  27. 27.
    Adachi Y, Inomata M, Miyazaki N et al (1998) Distribution of lymph node metastasis and level of inferior mesenteric artery ligation in colorectal cancer. J Clin Gastroenterol 26:179–182PubMedCrossRefGoogle Scholar
  28. 28.
    Slanetz CA Jr, Grimson R (1997) Effect of high and intermediate ligation on survival and recurrence rates following curative resection of colorectal cancer. Dis Colon Rectum 40:1205–1218; discussion 1218–1209PubMedCrossRefGoogle Scholar
  29. 29.
    Morschel M, Heintz A, Dienes HP et al (1996) Lymph node dissection, stage migration and perioperative risk in rectal carcinoma. Chirurg 67:915–920PubMedCrossRefGoogle Scholar
  30. 30.
    Hida J, Okuno K, Yasutomi M et al (2005) Number versus distribution in classifying regional lymph node metastases from colon cancer. J Am Coll Surg 201:217–222PubMedCrossRefGoogle Scholar
  31. 31.
    Kanemitsu Y, Hirai T, Komori K et al (2006) Survival benefit of high ligation of the inferior mesenteric artery in sigmoid colon or rectal cancer surgery. Br J Surg 93:609–615PubMedCrossRefGoogle Scholar
  32. 32.
    Kachlik D, Baca V (2006) Macroscopic and microscopic intermesenteric communications. Biomed Pap Med Fac Univ Palacky Olomouc Czech Repub 150:121PubMedCrossRefGoogle Scholar
  33. 33.
    Rutegard M, Hemmingsson O, Matthiessen P et al (2012) High tie in anterior resection for rectal cancer confers no increased risk of anastomotic leakage. Br J Surg 99:127–132PubMedCrossRefGoogle Scholar

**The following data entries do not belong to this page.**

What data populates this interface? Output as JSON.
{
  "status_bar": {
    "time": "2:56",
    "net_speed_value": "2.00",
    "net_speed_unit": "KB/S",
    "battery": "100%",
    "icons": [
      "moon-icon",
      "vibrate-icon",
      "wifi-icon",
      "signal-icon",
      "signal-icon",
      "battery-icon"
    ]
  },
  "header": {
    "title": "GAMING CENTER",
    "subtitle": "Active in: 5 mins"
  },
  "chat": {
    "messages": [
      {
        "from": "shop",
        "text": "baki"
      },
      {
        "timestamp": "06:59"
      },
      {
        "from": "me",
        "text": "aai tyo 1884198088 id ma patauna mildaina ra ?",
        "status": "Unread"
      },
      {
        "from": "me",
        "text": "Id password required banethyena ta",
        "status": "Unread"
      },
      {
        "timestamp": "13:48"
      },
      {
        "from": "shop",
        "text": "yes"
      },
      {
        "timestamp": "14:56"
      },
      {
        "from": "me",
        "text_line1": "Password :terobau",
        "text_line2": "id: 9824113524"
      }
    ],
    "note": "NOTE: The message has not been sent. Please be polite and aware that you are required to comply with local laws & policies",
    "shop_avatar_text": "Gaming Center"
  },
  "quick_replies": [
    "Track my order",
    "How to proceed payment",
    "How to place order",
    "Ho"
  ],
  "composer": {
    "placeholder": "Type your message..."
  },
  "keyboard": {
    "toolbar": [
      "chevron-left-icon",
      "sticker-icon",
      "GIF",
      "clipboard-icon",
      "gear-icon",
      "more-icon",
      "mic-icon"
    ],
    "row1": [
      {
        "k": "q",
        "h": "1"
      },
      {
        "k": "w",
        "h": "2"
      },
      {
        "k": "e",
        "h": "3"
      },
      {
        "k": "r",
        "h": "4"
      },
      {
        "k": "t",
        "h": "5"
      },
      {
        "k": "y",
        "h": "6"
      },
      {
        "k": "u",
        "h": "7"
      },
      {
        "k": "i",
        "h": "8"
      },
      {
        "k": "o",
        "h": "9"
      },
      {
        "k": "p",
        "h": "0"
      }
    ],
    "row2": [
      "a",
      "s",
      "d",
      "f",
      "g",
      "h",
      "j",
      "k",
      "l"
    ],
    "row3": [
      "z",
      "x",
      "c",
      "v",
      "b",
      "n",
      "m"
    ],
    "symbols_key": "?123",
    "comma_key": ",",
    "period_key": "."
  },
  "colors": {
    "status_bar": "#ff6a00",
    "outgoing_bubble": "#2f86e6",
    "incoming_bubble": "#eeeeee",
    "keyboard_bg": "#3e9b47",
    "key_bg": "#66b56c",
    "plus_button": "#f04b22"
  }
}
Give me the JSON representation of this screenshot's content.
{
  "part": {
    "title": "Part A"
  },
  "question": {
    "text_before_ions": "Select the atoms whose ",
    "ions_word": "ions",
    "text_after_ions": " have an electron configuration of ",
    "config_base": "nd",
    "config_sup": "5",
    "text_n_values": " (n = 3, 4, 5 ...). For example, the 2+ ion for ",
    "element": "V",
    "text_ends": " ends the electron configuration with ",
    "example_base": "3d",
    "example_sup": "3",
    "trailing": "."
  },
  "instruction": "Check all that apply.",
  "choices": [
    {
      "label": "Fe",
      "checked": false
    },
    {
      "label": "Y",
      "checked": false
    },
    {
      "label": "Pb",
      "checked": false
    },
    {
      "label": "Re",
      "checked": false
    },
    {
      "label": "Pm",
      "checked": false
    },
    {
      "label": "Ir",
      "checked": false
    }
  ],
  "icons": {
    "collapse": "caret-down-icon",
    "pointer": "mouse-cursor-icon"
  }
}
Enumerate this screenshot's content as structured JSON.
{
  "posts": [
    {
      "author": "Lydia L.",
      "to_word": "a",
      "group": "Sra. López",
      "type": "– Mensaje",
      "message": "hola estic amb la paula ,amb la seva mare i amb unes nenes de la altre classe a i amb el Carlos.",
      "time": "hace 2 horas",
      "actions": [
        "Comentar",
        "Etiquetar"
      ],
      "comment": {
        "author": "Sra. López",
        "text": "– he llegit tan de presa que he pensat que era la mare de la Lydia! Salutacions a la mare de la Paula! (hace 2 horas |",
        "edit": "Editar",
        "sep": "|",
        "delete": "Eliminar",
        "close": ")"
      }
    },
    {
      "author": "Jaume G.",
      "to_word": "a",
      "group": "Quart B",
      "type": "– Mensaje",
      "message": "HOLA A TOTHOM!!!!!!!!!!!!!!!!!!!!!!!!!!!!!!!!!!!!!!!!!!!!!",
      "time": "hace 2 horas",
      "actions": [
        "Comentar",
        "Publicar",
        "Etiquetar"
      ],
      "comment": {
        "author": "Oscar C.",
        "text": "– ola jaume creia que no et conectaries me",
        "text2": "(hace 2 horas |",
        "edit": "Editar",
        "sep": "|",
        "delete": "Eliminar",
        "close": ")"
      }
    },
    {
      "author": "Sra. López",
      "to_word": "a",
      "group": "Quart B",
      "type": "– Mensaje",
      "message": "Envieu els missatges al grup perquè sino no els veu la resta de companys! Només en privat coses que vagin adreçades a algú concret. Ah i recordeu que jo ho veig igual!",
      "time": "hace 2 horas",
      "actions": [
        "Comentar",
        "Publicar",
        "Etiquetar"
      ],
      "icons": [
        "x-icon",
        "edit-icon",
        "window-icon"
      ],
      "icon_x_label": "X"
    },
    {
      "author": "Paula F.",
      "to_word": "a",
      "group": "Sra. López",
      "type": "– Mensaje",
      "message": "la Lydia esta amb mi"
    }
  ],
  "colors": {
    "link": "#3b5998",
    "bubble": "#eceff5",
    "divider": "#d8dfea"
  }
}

Copyright information

© Société Internationale de Chirurgie 2013

Authors and Affiliations

  • Takao Hinoi
    • 1
    Email author
  • Masazumi Okajima
    • 1
  • Manabu Shimomura
    • 1
  • Hiroyuki Egi
    • 1
  • Hideki Ohdan
    • 1
  • Fumio Konishi
    • 2
  • Kenichi Sugihara
    • 3
  • Masahiko Watanabe
    • 4
  1. 1.Department of Gastroenterological and Transplant Surgery, Applied Life Sciences, Institute of Biomedical & Health SciencesHiroshima UniversityHiroshimaJapan
  2. 2.Department of SurgeryJichi Medical UniversityShimotsukeJapan
  3. 3.Department of SurgeryTokyo Medical and Dental UniversityTokyoJapan
  4. 4.Department of SurgeryKitasato University School of MedicineSagamiharaJapan

Personalised recommendations